I wish you luck.

Yes, we have this very well-regarded institution: http://www.masseyeandear.org/

I may try to get a referral to see someone there.

Trebuchet
2010-Nov-09, 06:44 PM
I wonder if it's some sort of refraction thing with the back of the vitreous no longer in contact with the retina? The whole PVD thing was a major scare for me as I have a lot of history of retinal problems in my family, including four near relatives with RP.

Donnie B.
2010-Nov-09, 07:18 PM
I wonder if it's some sort of refraction thing with the back of the vitreous no longer in contact with the retina? The whole PVD thing was a major scare for me as I have a lot of history of retinal problems in my family, including four near relatives with RP.

That would certainly be scary. My exams did not show any sign of detachment (either retinal or vitreous), and I have not had any of the symptoms like a sudden increase in floaters (I've always had lots of those anyway) or flashes of light. I am highly myopic, though, so I'm prone to such problems.

Trebuchet
2010-Nov-09, 08:13 PM
Yeah, I had major floaters with the PVD. Still have them, actually, I've just learned to ignore them. Had the flashes of light, too.

You say your exams didn't show detachment but in your OP you describe this:


Yesterday, the specialist suggested a diagnosis: Epiretinal Membrane. This is a condition where the vitreous material pulls away from the surface of the retina, leaving a space that gets filled with junk, which can produce an uneven, puckered surface that distorts the image.

The vitreous pulling away is PVD, so at least according to this specialist you may well have had it.

chrissy
2010-Nov-09, 08:40 PM
Hi Donnie B. I am not sure if you can get this link but I think you should read through it all. http://www.eyehelp.co.uk/DoubleVision.html

Donnie B.
2010-Nov-09, 09:50 PM
The vitreous pulling away is PVD, so at least according to this specialist you may well have had it.

Dang it, I considered saying something like "unless that shadow around the macula really is ERM" but omitted it for brevity. And naturally, you nailed me. Ya jerk! :)

Donnie B.
2010-Nov-09, 09:54 PM
Hi Donnie B. I am not sure if you can get this link but I think you should read through it all. http://www.eyehelp.co.uk/DoubleVision.html

Thanks for the link, Chrissy. The pertinent section there refers to cataract as a possible cause, but none of my exams so far has found any cataract. However, if it does turn out that I'm developing same, at least the treatment is less scary than the retinal peel they do for ERM. These days, lens replacement is pretty routine, but has the downside of destroying any remaining capacity for accommodation (changing focus).

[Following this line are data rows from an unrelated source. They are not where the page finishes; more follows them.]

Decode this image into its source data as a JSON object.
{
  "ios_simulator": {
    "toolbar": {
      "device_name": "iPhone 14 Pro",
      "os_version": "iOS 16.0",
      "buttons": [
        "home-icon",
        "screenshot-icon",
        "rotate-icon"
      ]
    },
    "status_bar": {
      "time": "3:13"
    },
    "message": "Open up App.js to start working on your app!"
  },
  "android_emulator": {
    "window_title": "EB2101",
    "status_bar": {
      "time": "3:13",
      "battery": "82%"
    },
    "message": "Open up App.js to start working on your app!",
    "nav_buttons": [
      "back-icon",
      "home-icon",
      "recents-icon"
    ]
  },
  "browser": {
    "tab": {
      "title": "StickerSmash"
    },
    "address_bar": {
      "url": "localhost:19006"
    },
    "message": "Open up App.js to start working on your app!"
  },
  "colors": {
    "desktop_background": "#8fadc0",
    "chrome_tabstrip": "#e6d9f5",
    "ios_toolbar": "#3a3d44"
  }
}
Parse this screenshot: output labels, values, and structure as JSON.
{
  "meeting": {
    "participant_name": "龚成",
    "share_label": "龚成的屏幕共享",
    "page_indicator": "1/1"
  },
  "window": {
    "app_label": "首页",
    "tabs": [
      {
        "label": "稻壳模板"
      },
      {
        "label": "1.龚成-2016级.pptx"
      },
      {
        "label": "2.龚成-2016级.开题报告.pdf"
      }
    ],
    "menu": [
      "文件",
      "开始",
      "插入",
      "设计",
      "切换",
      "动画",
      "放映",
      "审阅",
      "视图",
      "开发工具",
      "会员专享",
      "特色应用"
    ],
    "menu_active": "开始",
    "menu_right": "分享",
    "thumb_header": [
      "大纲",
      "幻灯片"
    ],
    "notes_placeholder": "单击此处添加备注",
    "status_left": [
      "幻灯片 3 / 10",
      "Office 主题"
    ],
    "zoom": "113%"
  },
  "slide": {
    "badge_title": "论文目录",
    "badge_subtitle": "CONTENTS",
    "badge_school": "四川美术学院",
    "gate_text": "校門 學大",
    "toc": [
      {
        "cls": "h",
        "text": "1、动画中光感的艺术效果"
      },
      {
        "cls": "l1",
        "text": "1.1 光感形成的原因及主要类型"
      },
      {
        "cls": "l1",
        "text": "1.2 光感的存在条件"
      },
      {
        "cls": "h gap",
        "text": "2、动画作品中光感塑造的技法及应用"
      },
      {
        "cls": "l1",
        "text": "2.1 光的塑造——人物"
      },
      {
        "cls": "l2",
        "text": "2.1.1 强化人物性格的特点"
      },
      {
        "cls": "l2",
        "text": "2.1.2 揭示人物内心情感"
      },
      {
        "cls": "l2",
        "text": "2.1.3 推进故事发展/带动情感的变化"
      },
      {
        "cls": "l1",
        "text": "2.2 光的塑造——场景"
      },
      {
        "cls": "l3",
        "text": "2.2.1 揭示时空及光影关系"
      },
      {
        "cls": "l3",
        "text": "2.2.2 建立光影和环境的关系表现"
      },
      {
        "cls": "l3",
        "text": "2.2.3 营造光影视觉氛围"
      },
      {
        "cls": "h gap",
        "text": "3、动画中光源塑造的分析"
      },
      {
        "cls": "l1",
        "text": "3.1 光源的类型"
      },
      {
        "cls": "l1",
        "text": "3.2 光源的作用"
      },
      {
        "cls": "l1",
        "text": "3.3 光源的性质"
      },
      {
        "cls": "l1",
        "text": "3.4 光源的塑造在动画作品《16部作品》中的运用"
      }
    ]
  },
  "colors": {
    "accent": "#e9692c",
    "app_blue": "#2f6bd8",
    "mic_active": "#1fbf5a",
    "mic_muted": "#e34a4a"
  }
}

chrissy
2010-Nov-09, 10:13 PM
You are welcome, I was also thinking it could be eye strain, I find my eyes suffer when I am reading in bad light or being on the PC for long periods, I have good eye sight but I have glasses when my eyes start feeling the strain.